|Learner as Knowmad (Reilly, 2012)|
I. Learner as Knowmad
We're driving in the car when Rob tells me our son is composing a first-person shooter (FPS) video game based on the science of parallel dimensions. I'm told that he intends to limit the weapons in order to level the playing field. Each player will have the same physical weapon, kitted out in the same fashion.
Why is he doing this? I ask.
He wants to study the sociology of FPS when the playing field has been leveled, Rob explains.

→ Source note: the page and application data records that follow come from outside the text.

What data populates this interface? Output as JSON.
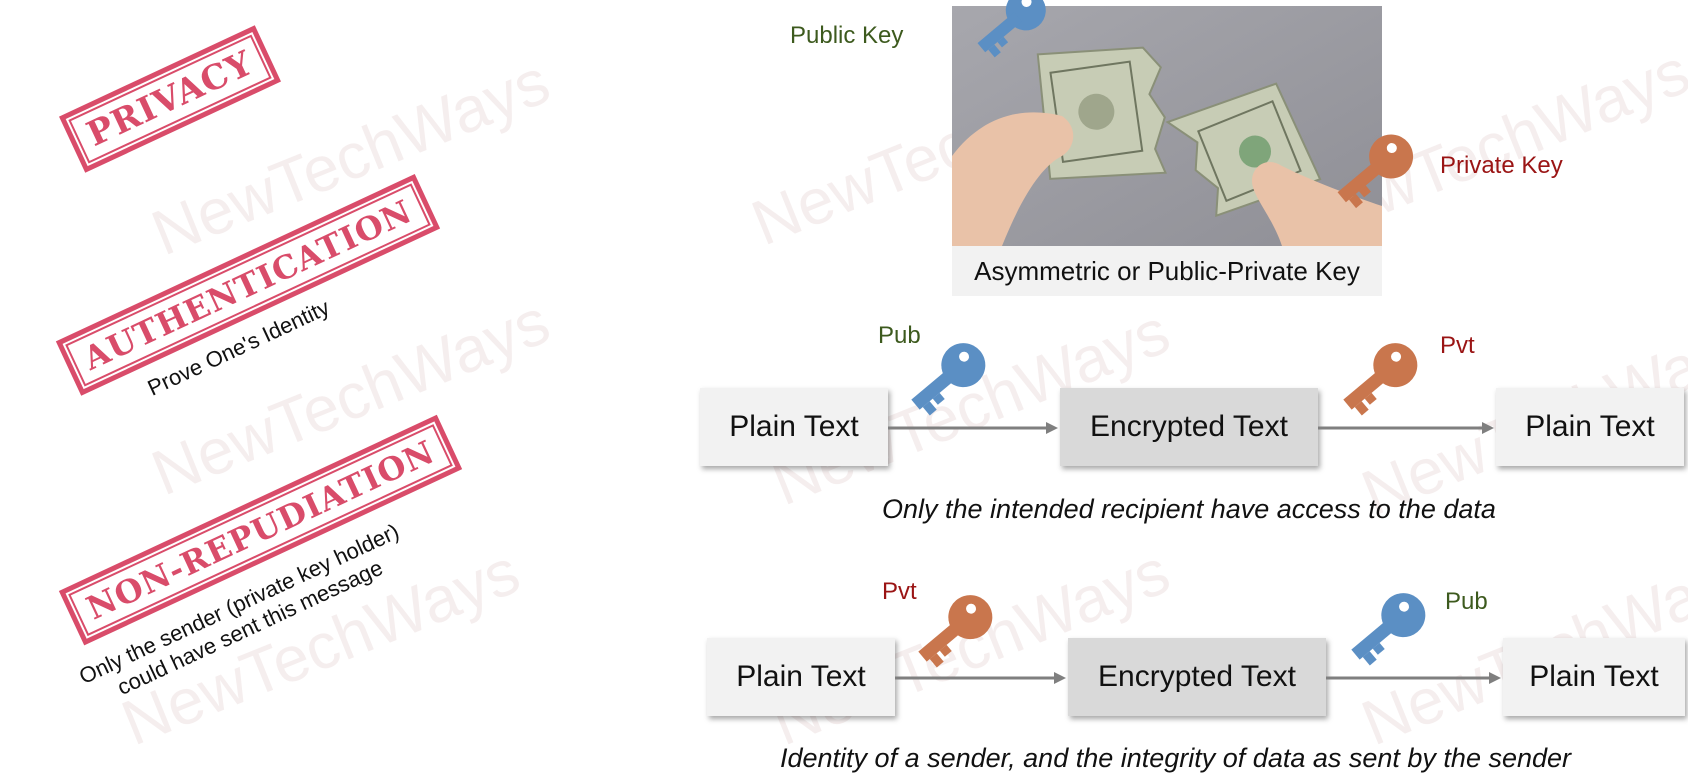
{
  "stamps": {
    "privacy": "PRIVACY",
    "authentication": "AUTHENTICATION",
    "authentication_caption": "Prove One's Identity",
    "non_repudiation": "NON-REPUDIATION",
    "non_repudiation_caption_line1": "Only the sender (private key holder)",
    "non_repudiation_caption_line2": "could have sent this message"
  },
  "watermark": "NewTechWays",
  "top": {
    "public_key_label": "Public Key",
    "private_key_label": "Private Key",
    "image_caption": "Asymmetric or Public-Private Key"
  },
  "flow1": {
    "key1_label": "Pub",
    "key2_label": "Pvt",
    "box1": "Plain Text",
    "box2": "Encrypted Text",
    "box3": "Plain Text",
    "caption": "Only the intended recipient have access to the data"
  },
  "flow2": {
    "key1_label": "Pvt",
    "key2_label": "Pub",
    "box1": "Plain Text",
    "box2": "Encrypted Text",
    "box3": "Plain Text",
    "caption": "Identity of a sender, and the integrity of data as sent by the sender"
  },
  "colors": {
    "stamp": "#d94c6a",
    "public_key": "#5b8fc4",
    "private_key": "#c9764d",
    "green_label": "#3d5a1e",
    "red_label": "#9a1414"
  },
  "icons": [
    "blue-key-icon",
    "orange-key-icon",
    "arrow-icon"
  ]
}
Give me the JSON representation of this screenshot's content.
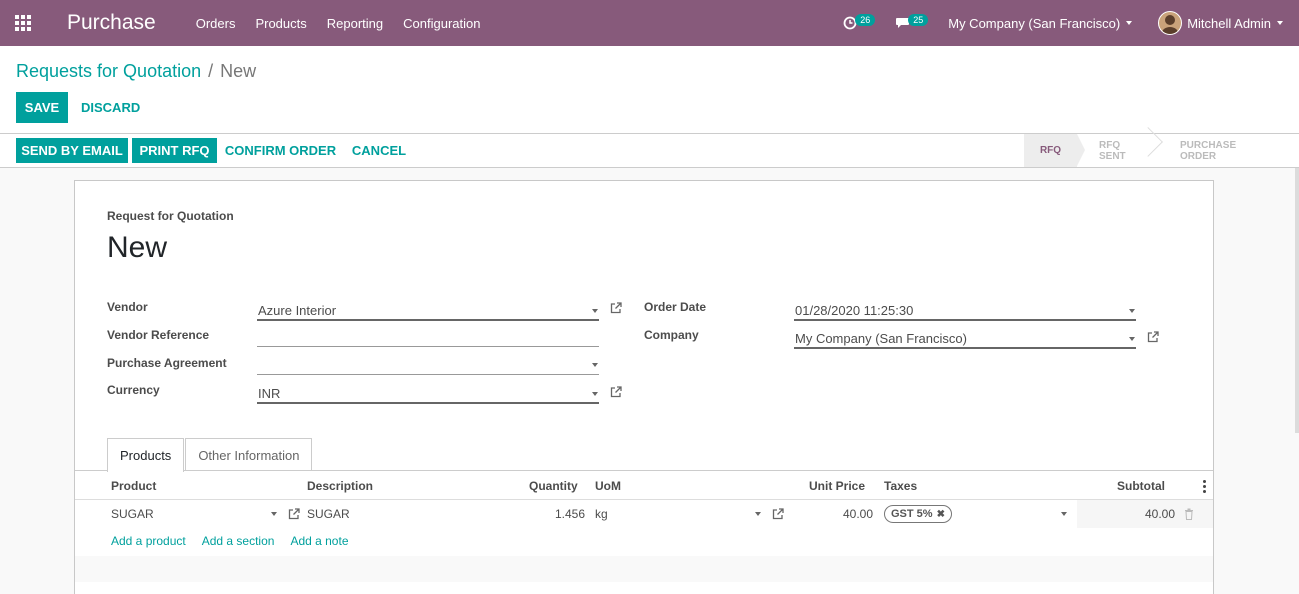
{
  "navbar": {
    "app_name": "Purchase",
    "menu": [
      "Orders",
      "Products",
      "Reporting",
      "Configuration"
    ],
    "activity_count": "26",
    "message_count": "25",
    "company": "My Company (San Francisco)",
    "user": "Mitchell Admin",
    "bg_color": "#875a7b"
  },
  "breadcrumb": {
    "parent": "Requests for Quotation",
    "separator": "/",
    "current": "New"
  },
  "buttons": {
    "save": "SAVE",
    "discard": "DISCARD",
    "send_by_email": "SEND BY EMAIL",
    "print_rfq": "PRINT RFQ",
    "confirm_order": "CONFIRM ORDER",
    "cancel": "CANCEL"
  },
  "stages": [
    "RFQ",
    "RFQ SENT",
    "PURCHASE ORDER"
  ],
  "form": {
    "title_label": "Request for Quotation",
    "record_name": "New",
    "fields": {
      "vendor_label": "Vendor",
      "vendor_value": "Azure Interior",
      "vendor_reference_label": "Vendor Reference",
      "vendor_reference_value": "",
      "purchase_agreement_label": "Purchase Agreement",
      "purchase_agreement_value": "",
      "currency_label": "Currency",
      "currency_value": "INR",
      "order_date_label": "Order Date",
      "order_date_value": "01/28/2020 11:25:30",
      "company_label": "Company",
      "company_value": "My Company (San Francisco)"
    }
  },
  "tabs": [
    "Products",
    "Other Information"
  ],
  "table": {
    "headers": {
      "product": "Product",
      "description": "Description",
      "quantity": "Quantity",
      "uom": "UoM",
      "unit_price": "Unit Price",
      "taxes": "Taxes",
      "subtotal": "Subtotal"
    },
    "row": {
      "product": "SUGAR",
      "description": "SUGAR",
      "quantity": "1.456",
      "uom": "kg",
      "unit_price": "40.00",
      "tax": "GST 5%",
      "subtotal": "40.00"
    },
    "add_links": [
      "Add a product",
      "Add a section",
      "Add a note"
    ]
  },
  "accent_color": "#00a09d"
}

And as we drive, I begin to wonder what emerges in such play? How does the practice of shifting into and out of parallel dimensions influence strategy? What happens to the nature and definition of team when dimensionality is in play? What happens to the understanding of individual when dimensionality is not just an interesting physics problem but a potential that can be realized? How is it that my 16-year-old who has never formally studied physics knows how to make such a thing? Where has he wandered so that he might compose such understandings of multiple universes? How does he understand such worlds?
I'm thinking about this in light of the #Rhizo15 discussion of late about the nature of content and the role of teacher, and the idea of community. I'm wondering about the play between content that gets produced and content that gets consumed and if such play doesn't help us to understand the co-specifiying nature of meaning making and becoming. I'm wondering how our understanding of teaching and learning is disrupted when we think about our children who are connected to a infinite world of influence, friendships, arrangements--where just asking is as natural as breathing and so they ask often and in doing so learn actively. To live in their world is to experience random juxtapositions where content and form are linked, where community is better understood as affinity groups that form and clear as needed.

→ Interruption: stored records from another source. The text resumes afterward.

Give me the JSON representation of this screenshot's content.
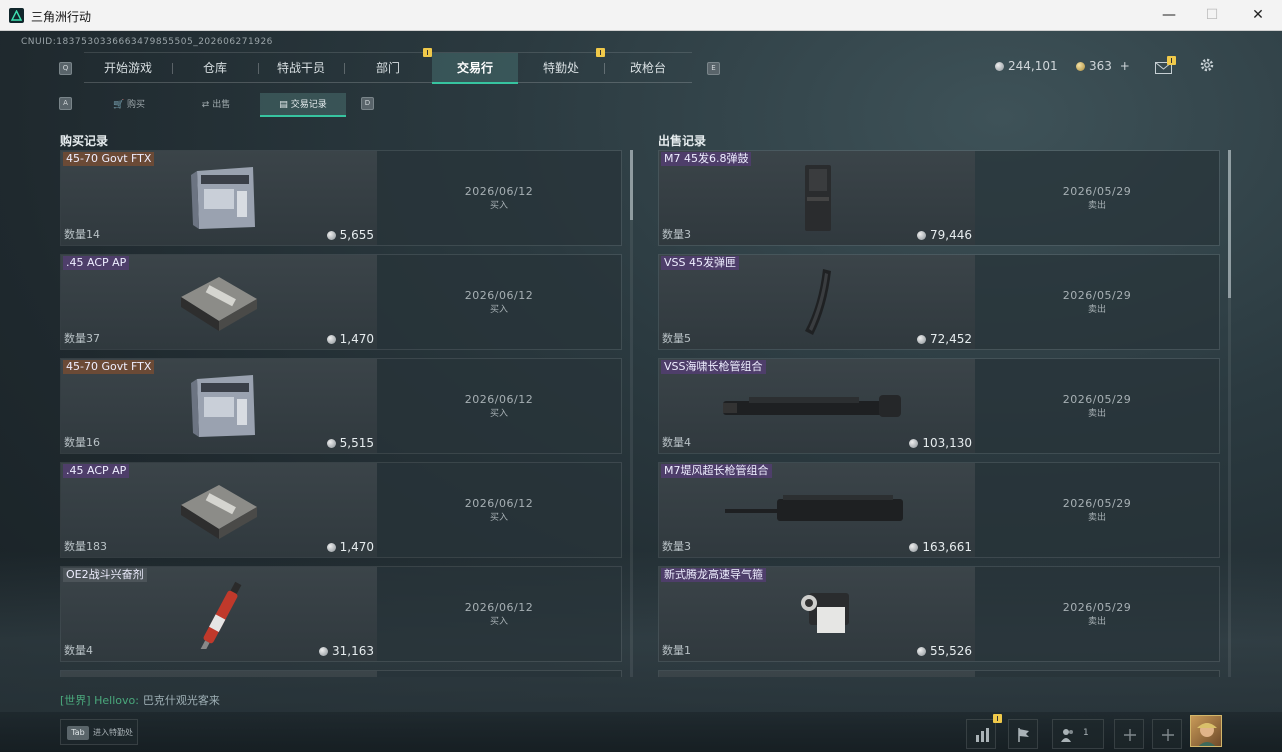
{
  "window": {
    "title": "三角洲行动",
    "minimize": "—",
    "maximize": "☐",
    "close": "✕"
  },
  "header": {
    "cnuid": "CNUID:1837530336663479855505_202606271926",
    "nav": {
      "left_key": "Q",
      "right_key": "E",
      "tabs": [
        {
          "label": "开始游戏",
          "active": false,
          "badge": false
        },
        {
          "label": "仓库",
          "active": false,
          "badge": false
        },
        {
          "label": "特战干员",
          "active": false,
          "badge": false
        },
        {
          "label": "部门",
          "active": false,
          "badge": true
        },
        {
          "label": "交易行",
          "active": true,
          "badge": false
        },
        {
          "label": "特勤处",
          "active": false,
          "badge": true
        },
        {
          "label": "改枪台",
          "active": false,
          "badge": false
        }
      ]
    },
    "currency": {
      "silver": "244,101",
      "gold": "363",
      "add": "+"
    },
    "icons": {
      "mail": "mail-icon",
      "settings": "gear-icon"
    }
  },
  "subtabs": {
    "left_key": "A",
    "right_key": "D",
    "items": [
      {
        "label": "购买",
        "icon": "cart-icon",
        "active": false
      },
      {
        "label": "出售",
        "icon": "sell-icon",
        "active": false
      },
      {
        "label": "交易记录",
        "icon": "record-icon",
        "active": true
      }
    ]
  },
  "purchase": {
    "title": "购买记录",
    "records": [
      {
        "name": "45-70 Govt FTX",
        "rarity": "orange",
        "qty": "数量14",
        "price": "5,655",
        "date": "2026/06/12",
        "action": "买入",
        "icon": "ammo-box-large-icon"
      },
      {
        "name": ".45 ACP AP",
        "rarity": "purple",
        "qty": "数量37",
        "price": "1,470",
        "date": "2026/06/12",
        "action": "买入",
        "icon": "ammo-box-small-icon"
      },
      {
        "name": "45-70 Govt FTX",
        "rarity": "orange",
        "qty": "数量16",
        "price": "5,515",
        "date": "2026/06/12",
        "action": "买入",
        "icon": "ammo-box-large-icon"
      },
      {
        "name": ".45 ACP AP",
        "rarity": "purple",
        "qty": "数量183",
        "price": "1,470",
        "date": "2026/06/12",
        "action": "买入",
        "icon": "ammo-box-small-icon"
      },
      {
        "name": "OE2战斗兴奋剂",
        "rarity": "gray",
        "qty": "数量4",
        "price": "31,163",
        "date": "2026/06/12",
        "action": "买入",
        "icon": "syringe-icon"
      }
    ]
  },
  "sales": {
    "title": "出售记录",
    "records": [
      {
        "name": "M7 45发6.8弹鼓",
        "rarity": "purple",
        "qty": "数量3",
        "price": "79,446",
        "date": "2026/05/29",
        "action": "卖出",
        "icon": "drum-magazine-icon"
      },
      {
        "name": "VSS 45发弹匣",
        "rarity": "purple",
        "qty": "数量5",
        "price": "72,452",
        "date": "2026/05/29",
        "action": "卖出",
        "icon": "curved-magazine-icon"
      },
      {
        "name": "VSS海啸长枪管组合",
        "rarity": "purple",
        "qty": "数量4",
        "price": "103,130",
        "date": "2026/05/29",
        "action": "卖出",
        "icon": "barrel-assembly-icon"
      },
      {
        "name": "M7堤风超长枪管组合",
        "rarity": "purple",
        "qty": "数量3",
        "price": "163,661",
        "date": "2026/05/29",
        "action": "卖出",
        "icon": "long-barrel-icon"
      },
      {
        "name": "新式腾龙高速导气箍",
        "rarity": "purple",
        "qty": "数量1",
        "price": "55,526",
        "date": "2026/05/29",
        "action": "卖出",
        "icon": "gas-block-icon"
      }
    ]
  },
  "chat": {
    "channel": "[世界]",
    "user": "Hellovo:",
    "message": "巴克什观光客来"
  },
  "bottom": {
    "tab_key": "Tab",
    "tab_label": "进入特勤处",
    "friends_count": "1"
  }
}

|Teacher as Time Traveler (M.A. Reilly, 2012)|
II. Teacher as Time Traveler
In our children's world, the instability of our titling becomes clearer--shows us more acutely the limitations of thinking roles, such as teacher or student, held steady. For is my son not the teacher in one instance and the learner too? Is he not the player and the teammate too? Is he not the boy who abandons what he starts and finishes what he makes? Is it not true that a teacher he may need is one he's never met and one he's tutored and one he'll need for just a moment and himself? Is he not also the producer and consumer in so threaded a tangle that to know one is to be the other? Is he not contrary?
Is it not also possible that the role of teacher is too causal for this world and has limited reach? My son's world is one of connections and learners are teachers who time travel. They are knowmadic, for nothing holds steady, here. This is a world of becoming. There are no traces to follow, just maps that get made.

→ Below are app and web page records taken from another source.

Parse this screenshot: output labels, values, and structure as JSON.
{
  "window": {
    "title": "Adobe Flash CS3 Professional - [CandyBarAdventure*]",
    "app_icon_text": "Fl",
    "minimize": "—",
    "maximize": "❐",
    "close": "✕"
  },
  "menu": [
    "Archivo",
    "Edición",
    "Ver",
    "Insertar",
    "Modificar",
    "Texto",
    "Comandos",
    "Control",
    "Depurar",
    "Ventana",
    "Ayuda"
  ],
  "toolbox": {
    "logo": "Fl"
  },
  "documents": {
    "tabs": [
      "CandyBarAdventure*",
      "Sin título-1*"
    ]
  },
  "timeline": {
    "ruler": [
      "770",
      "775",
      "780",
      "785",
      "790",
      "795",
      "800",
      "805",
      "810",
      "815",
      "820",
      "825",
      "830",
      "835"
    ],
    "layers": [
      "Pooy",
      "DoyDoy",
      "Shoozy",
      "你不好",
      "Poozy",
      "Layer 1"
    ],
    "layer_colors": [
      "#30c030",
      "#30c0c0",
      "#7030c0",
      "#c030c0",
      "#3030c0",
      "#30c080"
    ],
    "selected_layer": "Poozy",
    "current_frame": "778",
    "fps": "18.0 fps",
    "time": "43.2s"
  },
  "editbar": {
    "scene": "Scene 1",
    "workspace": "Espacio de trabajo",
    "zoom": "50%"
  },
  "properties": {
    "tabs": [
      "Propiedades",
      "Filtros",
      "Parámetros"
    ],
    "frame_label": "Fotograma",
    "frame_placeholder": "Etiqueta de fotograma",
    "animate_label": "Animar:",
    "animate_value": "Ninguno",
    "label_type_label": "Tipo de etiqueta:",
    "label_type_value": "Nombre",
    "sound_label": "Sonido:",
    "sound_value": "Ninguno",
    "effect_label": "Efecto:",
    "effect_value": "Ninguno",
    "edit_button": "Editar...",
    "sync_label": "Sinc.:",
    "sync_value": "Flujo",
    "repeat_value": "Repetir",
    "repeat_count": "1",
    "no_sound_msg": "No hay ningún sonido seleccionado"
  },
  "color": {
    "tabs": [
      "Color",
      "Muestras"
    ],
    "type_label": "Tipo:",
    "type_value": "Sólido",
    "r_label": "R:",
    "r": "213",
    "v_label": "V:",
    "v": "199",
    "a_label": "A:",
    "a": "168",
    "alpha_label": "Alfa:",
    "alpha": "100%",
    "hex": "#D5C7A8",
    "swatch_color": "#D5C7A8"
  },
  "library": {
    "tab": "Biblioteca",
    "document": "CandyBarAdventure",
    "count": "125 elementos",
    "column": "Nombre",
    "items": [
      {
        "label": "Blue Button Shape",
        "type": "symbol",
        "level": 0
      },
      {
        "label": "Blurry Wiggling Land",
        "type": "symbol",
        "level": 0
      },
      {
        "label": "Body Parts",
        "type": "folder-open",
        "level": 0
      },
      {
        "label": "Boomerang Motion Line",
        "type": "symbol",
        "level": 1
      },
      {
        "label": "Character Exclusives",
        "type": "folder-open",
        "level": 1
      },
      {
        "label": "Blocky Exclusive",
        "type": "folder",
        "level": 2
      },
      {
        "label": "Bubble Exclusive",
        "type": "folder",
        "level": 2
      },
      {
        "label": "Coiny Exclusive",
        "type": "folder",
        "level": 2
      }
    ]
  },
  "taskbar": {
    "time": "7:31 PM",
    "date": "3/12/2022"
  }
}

Thinking about this makes me wonder where inside the classrooms we are composing today does such fluid learning and becoming get privileged? We must keep close to the heart the understanding that being is not equivalent to becoming. It never has.
|Community as Rhizome (Reilly, 2012)|
III. Community as Rhizome
Motion slows the passage of time and the titles we used to fix time--hold it steady are less orientable and far less accurate in the worlds our children are composing. There causality has limited play at best. Community is not defined by who joins, but rather by who plays. And play is not limited to participation based on what we can see or what we think we know.
Rather than classrooms inside buildings separated from the towns and cities where they reside--think assemblages formed by plateaus that are interconnected and breakable at every point of contact. We might think such communities are fragile. They are not. Rather they are non-orientable and to many of us, feel foreign. Deleuze and Guattari (1987) explain, ‘Each plateau can be read starting anywhere and can be related to any other plateau’ (p. 22). Learners in such affinity groups move horizontally and by lines of flight that cut stratification, clear over-coded space.
Think middle, not edges.
IV. Less (Re)Form, More Invention
School (re)form requires language invention. How we name is how the world appears. That which we have no language for does not exist. Language invention will allow us to stop replicating models of learning that are causal. "I teach. You learn," does not serve us, or our children, very well.
And so, when we continue to understand teacher and student as separate roles located in distinct silos, our naming fails us. When we equate content with something set and proffered to all, our naming fails us. When we orient learning time to starts and stops signaled by the proverbial bell ringing, our naming fails us. When we understand physical classrooms and school buildings as community definers, our naming fails us. When we equate success with answering predetermined and mass produced questions correctly and quickly our naming fails us.
In the learning spaces we most need, learning is already happening. No one is waiting for us to show up, unless we have forced them. There, learners are becoming not through some sequential development toward a stated standard--some state of being, but rather through a dynamic flow with self and others.
Here's the shift we most need to grasp: There's nothing to prove. Becoming "produces nothing other than itself" (p.238). That's it.